While the market is in danger of being saturated, talent is still a big issue, adds Solgueiro.
“In our market there are more lawyers than necessary but we do not have as many good lawyers as we need,” he says. “By good, I mean experienced, and you only get experienced lawyers if younger ones are given the chance to develop. Some firms don’t have the chance to develop young lawyers at the moment and that’s a problem.”
Lack of talent is also an issue in the in-house sector.
“The difficulty for companies is finding candidates with the best profiles and they don’t have time to manage the recruitment process, so that’s why they turn to us,” says Solgueiro.
But generally, recruitment levels in the in-house market are relatively high.
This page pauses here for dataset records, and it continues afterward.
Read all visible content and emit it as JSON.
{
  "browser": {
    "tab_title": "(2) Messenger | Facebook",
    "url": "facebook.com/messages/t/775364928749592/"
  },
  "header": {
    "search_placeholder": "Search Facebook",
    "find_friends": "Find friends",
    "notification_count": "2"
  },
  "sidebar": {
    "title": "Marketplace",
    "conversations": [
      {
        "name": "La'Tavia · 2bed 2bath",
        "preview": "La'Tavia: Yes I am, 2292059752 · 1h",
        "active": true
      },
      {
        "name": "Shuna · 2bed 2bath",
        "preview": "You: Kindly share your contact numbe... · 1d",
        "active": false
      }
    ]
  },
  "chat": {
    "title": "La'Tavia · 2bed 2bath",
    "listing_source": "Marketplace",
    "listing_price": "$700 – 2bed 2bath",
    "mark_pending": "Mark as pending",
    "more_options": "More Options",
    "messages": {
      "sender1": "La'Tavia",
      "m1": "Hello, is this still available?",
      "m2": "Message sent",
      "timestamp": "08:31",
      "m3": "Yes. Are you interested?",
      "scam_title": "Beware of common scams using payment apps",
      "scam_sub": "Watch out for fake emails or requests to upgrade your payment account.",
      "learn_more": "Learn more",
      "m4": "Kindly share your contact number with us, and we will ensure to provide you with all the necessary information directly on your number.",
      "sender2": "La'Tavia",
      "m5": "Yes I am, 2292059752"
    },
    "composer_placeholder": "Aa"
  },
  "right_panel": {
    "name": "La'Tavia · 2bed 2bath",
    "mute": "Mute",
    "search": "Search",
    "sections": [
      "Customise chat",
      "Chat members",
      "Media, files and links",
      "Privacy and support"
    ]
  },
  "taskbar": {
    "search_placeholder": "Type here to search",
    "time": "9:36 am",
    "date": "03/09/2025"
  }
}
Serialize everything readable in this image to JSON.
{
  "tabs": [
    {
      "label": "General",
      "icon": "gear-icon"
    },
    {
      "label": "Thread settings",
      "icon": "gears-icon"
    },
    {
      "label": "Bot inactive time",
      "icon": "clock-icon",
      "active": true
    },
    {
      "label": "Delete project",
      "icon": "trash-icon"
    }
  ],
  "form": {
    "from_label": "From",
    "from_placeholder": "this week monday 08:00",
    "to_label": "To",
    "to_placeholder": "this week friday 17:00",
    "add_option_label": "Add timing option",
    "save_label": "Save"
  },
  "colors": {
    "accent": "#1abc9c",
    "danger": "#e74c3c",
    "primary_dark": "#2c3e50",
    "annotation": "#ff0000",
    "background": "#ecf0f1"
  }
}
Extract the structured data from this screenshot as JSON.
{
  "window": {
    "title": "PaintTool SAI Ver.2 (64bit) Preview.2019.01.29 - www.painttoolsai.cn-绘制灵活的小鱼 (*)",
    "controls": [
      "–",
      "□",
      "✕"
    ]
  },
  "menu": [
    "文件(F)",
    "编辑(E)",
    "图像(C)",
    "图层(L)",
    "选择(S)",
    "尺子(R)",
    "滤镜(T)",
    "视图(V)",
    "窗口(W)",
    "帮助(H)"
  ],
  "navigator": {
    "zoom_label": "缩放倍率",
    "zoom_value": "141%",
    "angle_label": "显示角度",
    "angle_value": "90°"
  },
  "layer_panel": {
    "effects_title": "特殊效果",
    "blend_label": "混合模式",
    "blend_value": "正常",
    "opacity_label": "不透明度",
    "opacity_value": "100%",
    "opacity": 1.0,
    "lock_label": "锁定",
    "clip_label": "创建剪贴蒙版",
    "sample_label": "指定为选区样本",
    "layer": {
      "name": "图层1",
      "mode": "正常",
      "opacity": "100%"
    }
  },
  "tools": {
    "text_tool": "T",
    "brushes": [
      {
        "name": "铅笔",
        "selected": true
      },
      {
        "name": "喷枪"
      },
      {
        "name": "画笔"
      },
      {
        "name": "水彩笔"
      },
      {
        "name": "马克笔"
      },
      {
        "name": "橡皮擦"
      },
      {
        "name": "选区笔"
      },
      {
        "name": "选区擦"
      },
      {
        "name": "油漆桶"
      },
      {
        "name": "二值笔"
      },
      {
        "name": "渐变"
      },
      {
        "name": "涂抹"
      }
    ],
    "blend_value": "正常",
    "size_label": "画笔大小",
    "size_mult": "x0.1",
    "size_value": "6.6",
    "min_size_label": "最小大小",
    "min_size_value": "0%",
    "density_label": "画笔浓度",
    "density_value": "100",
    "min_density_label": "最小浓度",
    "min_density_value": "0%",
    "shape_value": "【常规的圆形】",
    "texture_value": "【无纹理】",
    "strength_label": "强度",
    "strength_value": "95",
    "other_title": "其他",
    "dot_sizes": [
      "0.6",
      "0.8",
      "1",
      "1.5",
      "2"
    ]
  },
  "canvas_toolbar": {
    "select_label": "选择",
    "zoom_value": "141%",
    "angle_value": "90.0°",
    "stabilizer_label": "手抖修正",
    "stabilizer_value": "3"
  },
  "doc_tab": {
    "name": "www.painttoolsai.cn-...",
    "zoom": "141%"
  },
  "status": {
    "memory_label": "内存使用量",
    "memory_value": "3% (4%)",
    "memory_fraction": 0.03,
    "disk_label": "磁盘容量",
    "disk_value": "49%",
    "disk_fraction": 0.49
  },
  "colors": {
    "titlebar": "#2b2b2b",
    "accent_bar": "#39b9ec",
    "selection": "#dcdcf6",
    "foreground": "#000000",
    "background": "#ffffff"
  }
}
“Although some companies are restructuring, at the same time they are recruiting lawyers for their legal departments,” he notes. “Many legal departments have experienced changes in relation to how they use external legal counsel and a number have decided to internalise more work to make things less expensive. There’s been some increase in in-house market activity as a result.”
As for the prospect of liberalisation, Salgueiro envisages a difficult road ahead as the relatively conservative market struggles to adapt.
“It will be difficult for law firms and inevitably a number of firms will fight it,” he says. “However, in terms of recruitment it could be an interesting move and make the market more global. Whether firms like it or not, they need to adapt to new ways of doing business.”
Key figures: Portugal
Inflation (Jan 2013)
Life expectancy at birth
Unemployment (Q4 2012)
Source: World Bank, Statistics Portugal